Extracted records
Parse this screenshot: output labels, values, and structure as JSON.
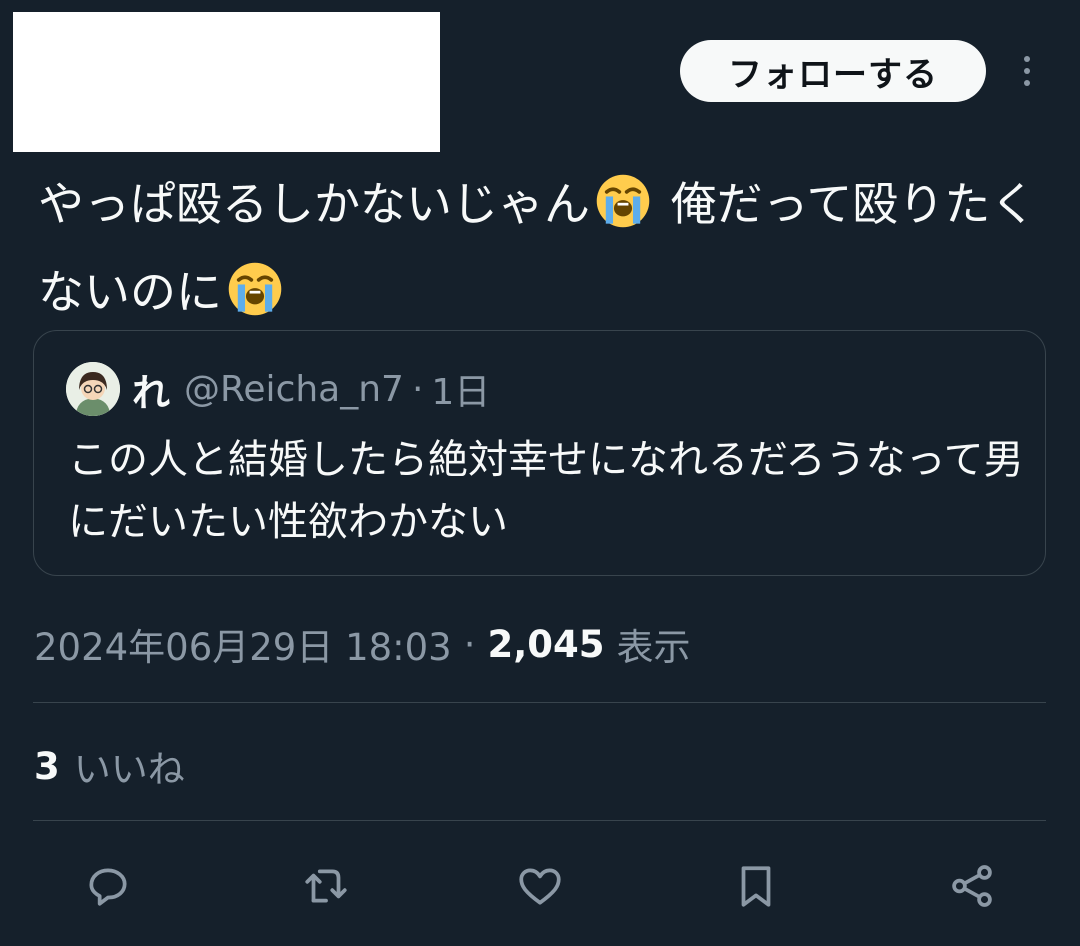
{
  "header": {
    "follow_label": "フォローする",
    "more_icon": "more-vertical-icon"
  },
  "tweet": {
    "text_part1": "やっぱ殴るしかないじゃん",
    "text_part2": " 俺だって殴りたくないのに",
    "emoji": "loudly-crying-face-emoji"
  },
  "quote": {
    "display_name": "れ",
    "handle": "@Reicha_n7",
    "separator": "·",
    "time": "1日",
    "text": "この人と結婚したら絶対幸せになれるだろうなって男にだいたい性欲わかない"
  },
  "meta": {
    "timestamp": "2024年06月29日 18:03",
    "separator": "·",
    "views_count": "2,045",
    "views_label": "表示"
  },
  "stats": {
    "likes_count": "3",
    "likes_label": "いいね"
  },
  "actions": [
    "reply-icon",
    "retweet-icon",
    "like-icon",
    "bookmark-icon",
    "share-icon"
  ],
  "colors": {
    "background": "#15202b",
    "text": "#f7f9f9",
    "secondary": "#8b98a5",
    "border": "#38444d"
  }
}
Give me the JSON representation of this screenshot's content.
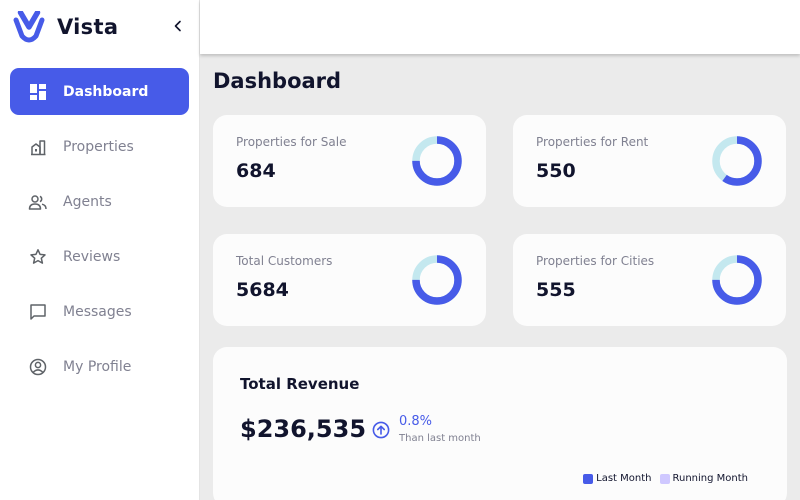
{
  "brand": {
    "name": "Vista"
  },
  "sidebar": {
    "items": [
      {
        "label": "Dashboard",
        "icon": "dashboard-icon",
        "active": true
      },
      {
        "label": "Properties",
        "icon": "building-icon",
        "active": false
      },
      {
        "label": "Agents",
        "icon": "people-icon",
        "active": false
      },
      {
        "label": "Reviews",
        "icon": "star-icon",
        "active": false
      },
      {
        "label": "Messages",
        "icon": "chat-icon",
        "active": false
      },
      {
        "label": "My Profile",
        "icon": "profile-icon",
        "active": false
      }
    ]
  },
  "page": {
    "title": "Dashboard"
  },
  "stats": [
    {
      "label": "Properties for Sale",
      "value": "684",
      "fill_fraction": 0.75
    },
    {
      "label": "Properties for Rent",
      "value": "550",
      "fill_fraction": 0.6
    },
    {
      "label": "Total Customers",
      "value": "5684",
      "fill_fraction": 0.75
    },
    {
      "label": "Properties for Cities",
      "value": "555",
      "fill_fraction": 0.75
    }
  ],
  "revenue": {
    "title": "Total Revenue",
    "amount": "$236,535",
    "change": "0.8%",
    "compare_text": "Than last month",
    "legend": [
      {
        "label": "Last Month",
        "color": "#475be8"
      },
      {
        "label": "Running Month",
        "color": "#cfc8ff"
      }
    ]
  },
  "colors": {
    "accent": "#475be8",
    "donut_track": "#c4e8ef",
    "text_primary": "#11142d",
    "text_secondary": "#808191"
  }
}
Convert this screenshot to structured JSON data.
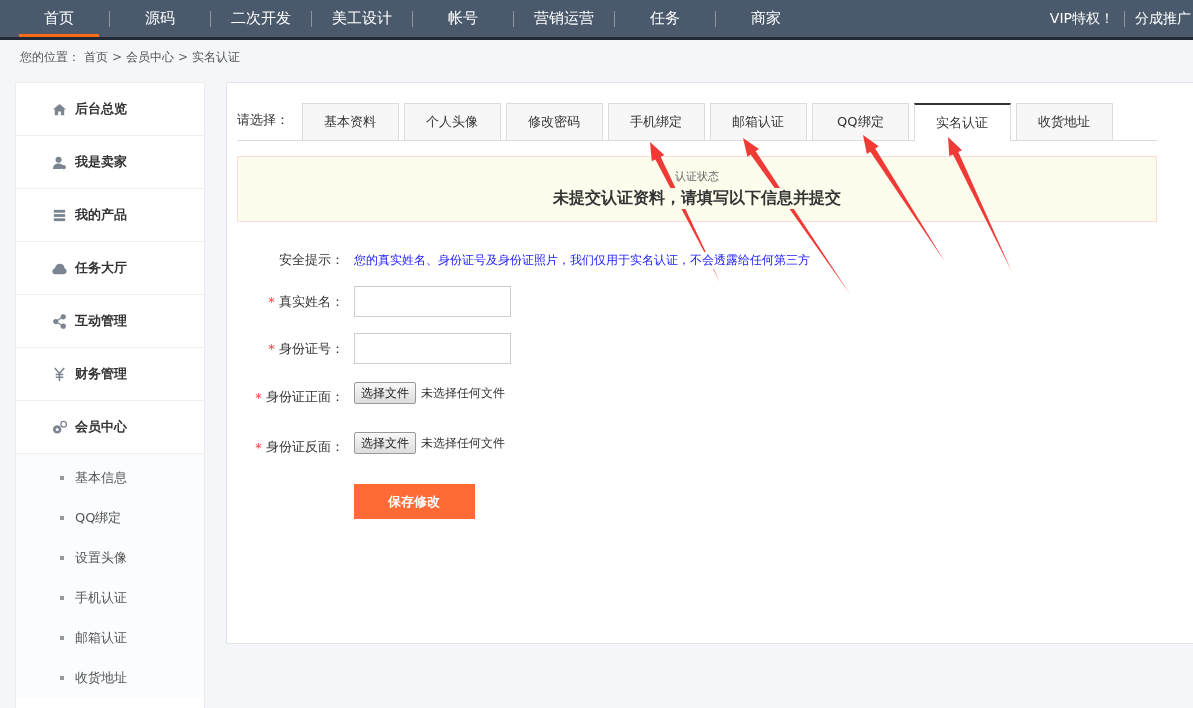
{
  "top_nav": {
    "items": [
      {
        "label": "首页",
        "selected": true
      },
      {
        "label": "源码",
        "selected": false
      },
      {
        "label": "二次开发",
        "selected": false
      },
      {
        "label": "美工设计",
        "selected": false
      },
      {
        "label": "帐号",
        "selected": false
      },
      {
        "label": "营销运营",
        "selected": false
      },
      {
        "label": "任务",
        "selected": false
      },
      {
        "label": "商家",
        "selected": false
      }
    ],
    "right_items": [
      "VIP特权！",
      "分成推广"
    ]
  },
  "breadcrumb": {
    "prefix": "您的位置：",
    "items": [
      "首页",
      "会员中心",
      "实名认证"
    ],
    "separator": ">"
  },
  "sidebar": {
    "items": [
      {
        "label": "后台总览",
        "kind": "home"
      },
      {
        "label": "我是卖家",
        "kind": "user"
      },
      {
        "label": "我的产品",
        "kind": "list"
      },
      {
        "label": "任务大厅",
        "kind": "cloud"
      },
      {
        "label": "互动管理",
        "kind": "share"
      },
      {
        "label": "财务管理",
        "kind": "yen"
      },
      {
        "label": "会员中心",
        "kind": "gears"
      }
    ],
    "sub_items": [
      "基本信息",
      "QQ绑定",
      "设置头像",
      "手机认证",
      "邮箱认证",
      "收货地址"
    ]
  },
  "tabs": {
    "label": "请选择：",
    "items": [
      {
        "label": "基本资料",
        "selected": false
      },
      {
        "label": "个人头像",
        "selected": false
      },
      {
        "label": "修改密码",
        "selected": false
      },
      {
        "label": "手机绑定",
        "selected": false
      },
      {
        "label": "邮箱认证",
        "selected": false
      },
      {
        "label": "QQ绑定",
        "selected": false
      },
      {
        "label": "实名认证",
        "selected": true
      },
      {
        "label": "收货地址",
        "selected": false
      }
    ]
  },
  "status_box": {
    "caption": "认证状态",
    "message": "未提交认证资料，请填写以下信息并提交"
  },
  "notice": {
    "label": "安全提示：",
    "text": "您的真实姓名、身份证号及身份证照片，我们仅用于实名认证，不会透露给任何第三方"
  },
  "form": {
    "fields": [
      {
        "kind": "text",
        "label": "真实姓名：",
        "required": true
      },
      {
        "kind": "text",
        "label": "身份证号：",
        "required": true
      },
      {
        "kind": "file",
        "label": "身份证正面：",
        "required": true,
        "button": "选择文件",
        "status": "未选择任何文件"
      },
      {
        "kind": "file",
        "label": "身份证反面：",
        "required": true,
        "button": "选择文件",
        "status": "未选择任何文件"
      }
    ],
    "required_mark": "*",
    "submit": "保存修改"
  }
}
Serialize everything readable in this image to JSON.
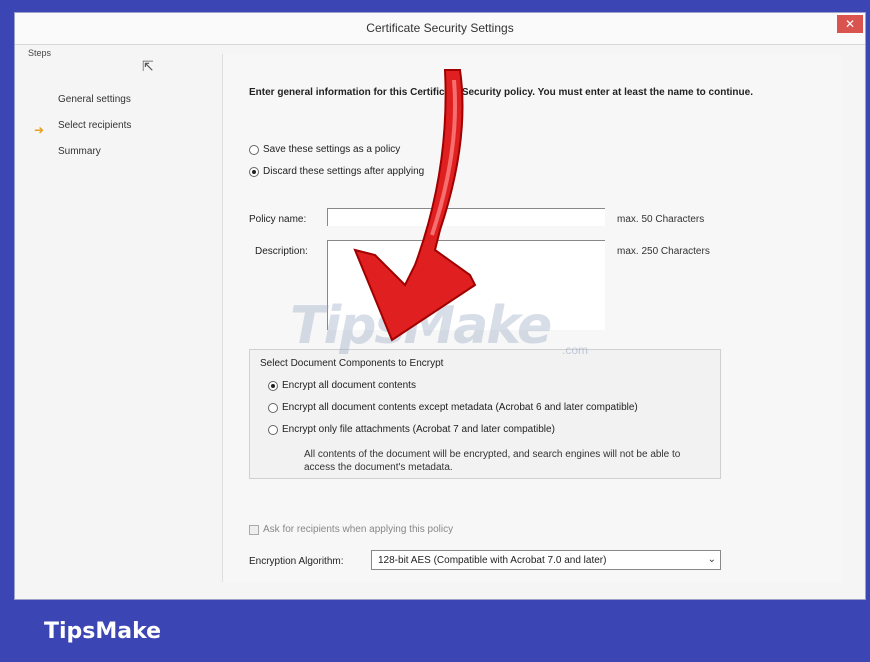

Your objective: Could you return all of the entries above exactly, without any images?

Expected answer:
Parse this screenshot: output labels, values, and structure as JSON.
{
  "header": {
    "follow_label": "フォローする",
    "more_icon": "more-vertical-icon"
  },
  "tweet": {
    "text_part1": "やっぱ殴るしかないじゃん",
    "text_part2": " 俺だって殴りたくないのに",
    "emoji": "loudly-crying-face-emoji"
  },
  "quote": {
    "display_name": "れ",
    "handle": "@Reicha_n7",
    "separator": "·",
    "time": "1日",
    "text": "この人と結婚したら絶対幸せになれるだろうなって男にだいたい性欲わかない"
  },
  "meta": {
    "timestamp": "2024年06月29日 18:03",
    "separator": "·",
    "views_count": "2,045",
    "views_label": "表示"
  },
  "stats": {
    "likes_count": "3",
    "likes_label": "いいね"
  },
  "actions": [
    "reply-icon",
    "retweet-icon",
    "like-icon",
    "bookmark-icon",
    "share-icon"
  ],
  "colors": {
    "background": "#15202b",
    "text": "#f7f9f9",
    "secondary": "#8b98a5",
    "border": "#38444d"
  }
}
Give me the JSON representation of this screenshot's content.
{
  "brand": {
    "name": "Vista"
  },
  "sidebar": {
    "items": [
      {
        "label": "Dashboard",
        "icon": "dashboard-icon",
        "active": true
      },
      {
        "label": "Properties",
        "icon": "building-icon",
        "active": false
      },
      {
        "label": "Agents",
        "icon": "people-icon",
        "active": false
      },
      {
        "label": "Reviews",
        "icon": "star-icon",
        "active": false
      },
      {
        "label": "Messages",
        "icon": "chat-icon",
        "active": false
      },
      {
        "label": "My Profile",
        "icon": "profile-icon",
        "active": false
      }
    ]
  },
  "page": {
    "title": "Dashboard"
  },
  "stats": [
    {
      "label": "Properties for Sale",
      "value": "684",
      "fill_fraction": 0.75
    },
    {
      "label": "Properties for Rent",
      "value": "550",
      "fill_fraction": 0.6
    },
    {
      "label": "Total Customers",
      "value": "5684",
      "fill_fraction": 0.75
    },
    {
      "label": "Properties for Cities",
      "value": "555",
      "fill_fraction": 0.75
    }
  ],
  "revenue": {
    "title": "Total Revenue",
    "amount": "$236,535",
    "change": "0.8%",
    "compare_text": "Than last month",
    "legend": [
      {
        "label": "Last Month",
        "color": "#475be8"
      },
      {
        "label": "Running Month",
        "color": "#cfc8ff"
      }
    ]
  },
  "colors": {
    "accent": "#475be8",
    "donut_track": "#c4e8ef",
    "text_primary": "#11142d",
    "text_secondary": "#808191"
  }
}
Convert this screenshot to structured JSON data.
{
  "top_nav": {
    "items": [
      {
        "label": "首页",
        "selected": true
      },
      {
        "label": "源码",
        "selected": false
      },
      {
        "label": "二次开发",
        "selected": false
      },
      {
        "label": "美工设计",
        "selected": false
      },
      {
        "label": "帐号",
        "selected": false
      },
      {
        "label": "营销运营",
        "selected": false
      },
      {
        "label": "任务",
        "selected": false
      },
      {
        "label": "商家",
        "selected": false
      }
    ],
    "right_items": [
      "VIP特权！",
      "分成推广"
    ]
  },
  "breadcrumb": {
    "prefix": "您的位置：",
    "items": [
      "首页",
      "会员中心",
      "实名认证"
    ],
    "separator": ">"
  },
  "sidebar": {
    "items": [
      {
        "label": "后台总览",
        "kind": "home"
      },
      {
        "label": "我是卖家",
        "kind": "user"
      },
      {
        "label": "我的产品",
        "kind": "list"
      },
      {
        "label": "任务大厅",
        "kind": "cloud"
      },
      {
        "label": "互动管理",
        "kind": "share"
      },
      {
        "label": "财务管理",
        "kind": "yen"
      },
      {
        "label": "会员中心",
        "kind": "gears"
      }
    ],
    "sub_items": [
      "基本信息",
      "QQ绑定",
      "设置头像",
      "手机认证",
      "邮箱认证",
      "收货地址"
    ]
  },
  "tabs": {
    "label": "请选择：",
    "items": [
      {
        "label": "基本资料",
        "selected": false
      },
      {
        "label": "个人头像",
        "selected": false
      },
      {
        "label": "修改密码",
        "selected": false
      },
      {
        "label": "手机绑定",
        "selected": false
      },
      {
        "label": "邮箱认证",
        "selected": false
      },
      {
        "label": "QQ绑定",
        "selected": false
      },
      {
        "label": "实名认证",
        "selected": true
      },
      {
        "label": "收货地址",
        "selected": false
      }
    ]
  },
  "status_box": {
    "caption": "认证状态",
    "message": "未提交认证资料，请填写以下信息并提交"
  },
  "notice": {
    "label": "安全提示：",
    "text": "您的真实姓名、身份证号及身份证照片，我们仅用于实名认证，不会透露给任何第三方"
  },
  "form": {
    "fields": [
      {
        "kind": "text",
        "label": "真实姓名：",
        "required": true
      },
      {
        "kind": "text",
        "label": "身份证号：",
        "required": true
      },
      {
        "kind": "file",
        "label": "身份证正面：",
        "required": true,
        "button": "选择文件",
        "status": "未选择任何文件"
      },
      {
        "kind": "file",
        "label": "身份证反面：",
        "required": true,
        "button": "选择文件",
        "status": "未选择任何文件"
      }
    ],
    "required_mark": "*",
    "submit": "保存修改"
  }
}
Serialize everything readable in this image to JSON.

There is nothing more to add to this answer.